Segment Start: Data supplied

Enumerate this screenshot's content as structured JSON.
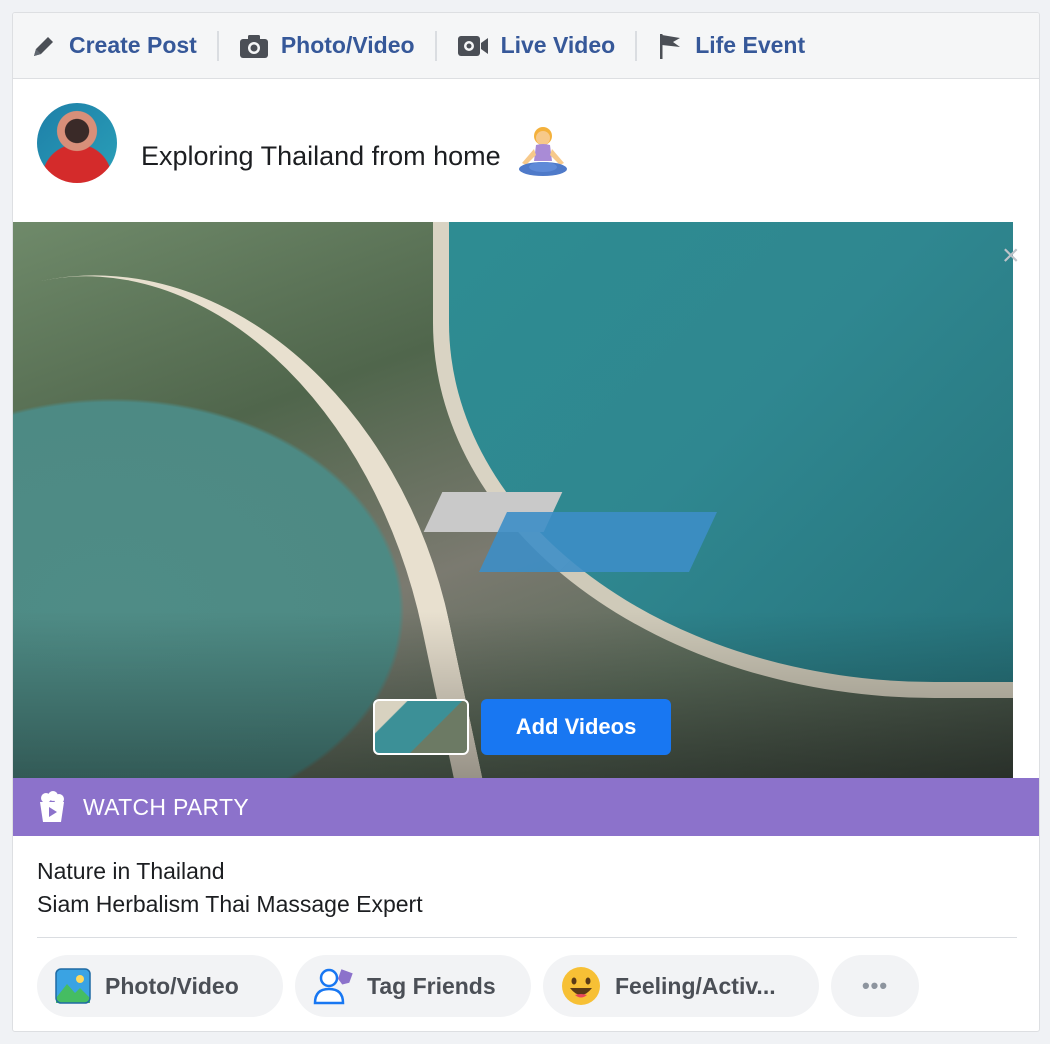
{
  "composer_tabs": {
    "create_post": "Create Post",
    "photo_video": "Photo/Video",
    "live_video": "Live Video",
    "life_event": "Life Event"
  },
  "post": {
    "text": "Exploring Thailand from home",
    "emoji": "woman-in-lotus-position"
  },
  "media": {
    "add_videos_label": "Add Videos",
    "close": "×"
  },
  "watch_party": {
    "label": "WATCH PARTY"
  },
  "info": {
    "line1": "Nature in Thailand",
    "line2": "Siam Herbalism Thai Massage Expert"
  },
  "actions": {
    "photo_video": "Photo/Video",
    "tag_friends": "Tag Friends",
    "feeling": "Feeling/Activ...",
    "more": "•••"
  },
  "colors": {
    "link": "#365899",
    "primary_button": "#1877f2",
    "watch_party_bar": "#8c72cb"
  }
}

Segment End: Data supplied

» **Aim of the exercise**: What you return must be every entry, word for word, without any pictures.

» **Exercise answer**:
Enumerate this screenshot's content as structured JSON.
{
  "composer_tabs": {
    "create_post": "Create Post",
    "photo_video": "Photo/Video",
    "live_video": "Live Video",
    "life_event": "Life Event"
  },
  "post": {
    "text": "Exploring Thailand from home",
    "emoji": "woman-in-lotus-position"
  },
  "media": {
    "add_videos_label": "Add Videos",
    "close": "×"
  },
  "watch_party": {
    "label": "WATCH PARTY"
  },
  "info": {
    "line1": "Nature in Thailand",
    "line2": "Siam Herbalism Thai Massage Expert"
  },
  "actions": {
    "photo_video": "Photo/Video",
    "tag_friends": "Tag Friends",
    "feeling": "Feeling/Activ...",
    "more": "•••"
  },
  "colors": {
    "link": "#365899",
    "primary_button": "#1877f2",
    "watch_party_bar": "#8c72cb"
  }
}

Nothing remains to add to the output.